BLOG: Don’t let a bit of uncertainty put you off Europe
Yes, there may be heightened uncertainty, but let’s not forget this can bring buying opportunities for the long-term investor. And yes, there are some areas of concern among eurozone corporates and economies, but most of these were present long before the idea of a referendum was raised on our side of the channel.
Because of general break-up nervousness, investors have been trying to ‘price this in’ to European stocks – meaning, essentially, these stocks have been falling in value. Yet this is not the first time the end of the EU has been predicted. Back in the euro crisis of 2011–2012, many also feared the end was nigh. The European Central Bank (ECB) pumped in stimulus, stronger countries agreed to bailouts and debt restructures for their weaker counterparts, and somehow everyone muddled through.
No doubt you could argue today’s challenges are in fact a continuation of those earlier struggles, and even that some of the supposed ‘remedies’ merely caused further havoc – hindsight is 20/20, as they say. My point is, though, the break-up has been considered a serious possibility before and it came to nought. If you’d dipped a toe in the water of European stocks at their low point in September 2011, you’d be up 77% today in sterling terms, despite the volatility along the way. This actually beats the UK stock market’s 58% returns over that same period.

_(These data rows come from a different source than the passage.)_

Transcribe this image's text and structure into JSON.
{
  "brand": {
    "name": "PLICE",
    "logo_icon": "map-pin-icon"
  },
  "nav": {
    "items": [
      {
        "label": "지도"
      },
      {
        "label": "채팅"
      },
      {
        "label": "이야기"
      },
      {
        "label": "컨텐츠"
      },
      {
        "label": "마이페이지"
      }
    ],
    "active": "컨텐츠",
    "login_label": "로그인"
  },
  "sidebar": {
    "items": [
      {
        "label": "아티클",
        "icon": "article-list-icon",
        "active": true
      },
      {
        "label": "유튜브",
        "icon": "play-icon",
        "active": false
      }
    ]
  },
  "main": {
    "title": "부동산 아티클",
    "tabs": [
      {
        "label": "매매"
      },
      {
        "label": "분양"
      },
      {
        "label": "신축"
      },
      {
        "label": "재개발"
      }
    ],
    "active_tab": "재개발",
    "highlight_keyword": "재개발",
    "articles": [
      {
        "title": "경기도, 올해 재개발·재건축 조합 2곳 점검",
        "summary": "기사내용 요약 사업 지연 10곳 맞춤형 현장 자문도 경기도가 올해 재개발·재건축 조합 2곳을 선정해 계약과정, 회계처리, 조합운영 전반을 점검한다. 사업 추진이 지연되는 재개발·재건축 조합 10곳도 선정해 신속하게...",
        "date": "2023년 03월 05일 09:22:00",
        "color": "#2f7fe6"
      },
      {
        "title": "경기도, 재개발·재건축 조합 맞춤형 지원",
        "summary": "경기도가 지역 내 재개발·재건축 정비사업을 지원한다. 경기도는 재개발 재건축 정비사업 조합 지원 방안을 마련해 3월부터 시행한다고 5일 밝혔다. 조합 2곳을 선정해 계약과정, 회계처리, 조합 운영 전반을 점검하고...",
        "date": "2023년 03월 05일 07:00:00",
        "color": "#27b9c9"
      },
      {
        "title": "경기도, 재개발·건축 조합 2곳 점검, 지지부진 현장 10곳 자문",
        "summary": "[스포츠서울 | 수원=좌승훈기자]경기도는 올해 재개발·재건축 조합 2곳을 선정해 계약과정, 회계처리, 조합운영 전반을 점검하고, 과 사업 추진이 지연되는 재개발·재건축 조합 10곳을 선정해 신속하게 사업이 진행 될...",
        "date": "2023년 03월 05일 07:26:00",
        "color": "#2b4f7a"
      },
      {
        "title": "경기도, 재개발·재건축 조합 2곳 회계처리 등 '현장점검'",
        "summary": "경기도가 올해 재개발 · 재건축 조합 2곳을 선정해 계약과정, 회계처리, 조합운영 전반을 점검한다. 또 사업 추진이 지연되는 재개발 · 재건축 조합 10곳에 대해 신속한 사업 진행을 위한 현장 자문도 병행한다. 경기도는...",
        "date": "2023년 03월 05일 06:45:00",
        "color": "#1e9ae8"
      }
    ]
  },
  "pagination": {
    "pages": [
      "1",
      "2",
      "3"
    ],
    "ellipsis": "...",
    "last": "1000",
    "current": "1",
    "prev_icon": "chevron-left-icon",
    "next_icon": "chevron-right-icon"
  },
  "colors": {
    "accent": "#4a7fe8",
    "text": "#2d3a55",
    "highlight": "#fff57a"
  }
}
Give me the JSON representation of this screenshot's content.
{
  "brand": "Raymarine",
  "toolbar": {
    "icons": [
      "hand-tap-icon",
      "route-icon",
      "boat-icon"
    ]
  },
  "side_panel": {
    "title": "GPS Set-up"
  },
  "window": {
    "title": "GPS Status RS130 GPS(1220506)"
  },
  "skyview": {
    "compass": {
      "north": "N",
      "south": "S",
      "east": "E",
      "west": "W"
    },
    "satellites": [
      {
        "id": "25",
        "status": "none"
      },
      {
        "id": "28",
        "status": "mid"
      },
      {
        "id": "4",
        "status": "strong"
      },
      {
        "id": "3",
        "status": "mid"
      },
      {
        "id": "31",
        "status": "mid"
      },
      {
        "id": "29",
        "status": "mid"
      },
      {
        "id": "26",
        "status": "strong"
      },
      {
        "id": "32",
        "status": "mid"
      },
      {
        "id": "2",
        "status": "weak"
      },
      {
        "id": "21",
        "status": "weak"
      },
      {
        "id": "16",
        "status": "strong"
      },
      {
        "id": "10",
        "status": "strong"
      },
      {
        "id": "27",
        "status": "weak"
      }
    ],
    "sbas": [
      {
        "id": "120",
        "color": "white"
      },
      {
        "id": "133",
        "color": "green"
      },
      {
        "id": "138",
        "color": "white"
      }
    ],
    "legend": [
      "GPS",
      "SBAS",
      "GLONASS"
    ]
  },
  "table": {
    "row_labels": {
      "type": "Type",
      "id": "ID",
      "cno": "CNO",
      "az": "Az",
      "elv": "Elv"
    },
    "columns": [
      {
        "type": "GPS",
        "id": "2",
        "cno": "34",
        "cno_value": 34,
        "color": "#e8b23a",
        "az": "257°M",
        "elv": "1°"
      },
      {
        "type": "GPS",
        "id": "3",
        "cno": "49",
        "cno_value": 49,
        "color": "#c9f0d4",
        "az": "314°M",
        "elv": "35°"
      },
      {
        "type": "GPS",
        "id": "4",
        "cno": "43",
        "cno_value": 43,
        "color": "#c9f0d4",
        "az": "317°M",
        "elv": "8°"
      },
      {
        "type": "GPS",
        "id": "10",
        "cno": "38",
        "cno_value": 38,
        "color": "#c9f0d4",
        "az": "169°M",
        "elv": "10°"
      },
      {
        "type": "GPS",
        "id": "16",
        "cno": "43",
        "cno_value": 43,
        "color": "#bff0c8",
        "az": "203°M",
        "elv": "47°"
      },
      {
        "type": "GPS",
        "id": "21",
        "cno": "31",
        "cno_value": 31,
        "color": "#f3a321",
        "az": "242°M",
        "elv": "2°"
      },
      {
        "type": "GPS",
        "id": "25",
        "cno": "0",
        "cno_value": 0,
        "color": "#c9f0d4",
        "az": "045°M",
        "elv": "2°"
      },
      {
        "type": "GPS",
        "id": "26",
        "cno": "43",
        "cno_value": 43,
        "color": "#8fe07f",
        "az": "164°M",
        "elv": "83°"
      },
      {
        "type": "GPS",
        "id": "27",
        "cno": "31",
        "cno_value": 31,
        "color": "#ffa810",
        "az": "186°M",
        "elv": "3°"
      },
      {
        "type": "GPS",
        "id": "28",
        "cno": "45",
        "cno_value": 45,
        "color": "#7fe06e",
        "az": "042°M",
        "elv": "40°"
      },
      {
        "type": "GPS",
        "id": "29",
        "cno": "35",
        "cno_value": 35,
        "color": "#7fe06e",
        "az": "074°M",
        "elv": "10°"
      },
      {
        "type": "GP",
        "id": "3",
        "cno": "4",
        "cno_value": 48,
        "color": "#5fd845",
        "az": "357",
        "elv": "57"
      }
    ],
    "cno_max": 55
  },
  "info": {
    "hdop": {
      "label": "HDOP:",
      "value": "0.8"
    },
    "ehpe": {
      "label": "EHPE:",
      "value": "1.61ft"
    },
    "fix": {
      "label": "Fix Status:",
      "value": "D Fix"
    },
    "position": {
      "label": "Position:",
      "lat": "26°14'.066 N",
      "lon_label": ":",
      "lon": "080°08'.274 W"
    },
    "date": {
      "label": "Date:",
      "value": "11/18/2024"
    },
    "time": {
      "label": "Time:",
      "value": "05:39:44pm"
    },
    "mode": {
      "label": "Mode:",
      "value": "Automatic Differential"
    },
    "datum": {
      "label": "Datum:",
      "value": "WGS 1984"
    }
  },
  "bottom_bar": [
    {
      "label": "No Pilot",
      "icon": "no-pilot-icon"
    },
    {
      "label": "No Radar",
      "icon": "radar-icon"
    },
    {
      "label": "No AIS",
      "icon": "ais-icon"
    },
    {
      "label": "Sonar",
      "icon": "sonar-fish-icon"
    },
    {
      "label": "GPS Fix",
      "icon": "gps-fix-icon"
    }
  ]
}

There are good quality companies on the continent, which are still managing to grow their earnings, pay out dividends and invest for future growth. For example, the German-based health care company Fresenius, whose share price has risen almost 12% over the past year. French industrials like Thales, which services the aerospace, defence, transport and security markets, and Vinci, which specialises in infrastructure construction, are up 39% and 21.5% in the 12 months.
What’s more, with the ECB having kicked off a corporate bond buying programme last month, there’s suddenly a lot more money floating around for companies to borrow, which (the ECB is hoping at least) should drive extra business investment and economic growth.
If you want to get some European exposure at the moment, I suggest an Elite Rated fund like Jupiter European, which has Fresenius in its top 10 holdings. The fund’s manager, Alexander Darwall, has a track record of success in lots of different economic environments, largely due to his in-depth stock research and extensive meetings with company management. The Jupiter European team is considered one of the best in the business and within it, Alexander has distinguished himself. He has a knack for recognising patterns of success at the company level, which should continue to prove infinitely useful in today’s uncertain environment.
BlackRock are also renowned for their European offerings. A suite of three funds are Elite Rated, all run out of the same team, but by different managers. The BlackRock Continental European is designed not to deviate too dramatically from its benchmark in terms of weightings, making it a good candidate for a core European holding. Thales and Vinci were among its best performing stocks in the first quarter of 2016.
The BlackRock Continental European Income has, unsurprisingly, more of a focus on selecting stocks that pay sustainable and growing dividends. It will move away from its benchmark quite considerably if the managers think it is necessary to achieve this. The European Dynamic fund has a flexible mandate and a relatively concentrated portfolio of around 35 to 65 stocks. Rather than be constrained by size or sector, the manager conducts detailed bottom-up research to identify companies he believes are likely to earn above current expectations.
Darius McDermott is managing director of Chelsea Financial Services and FundCalibre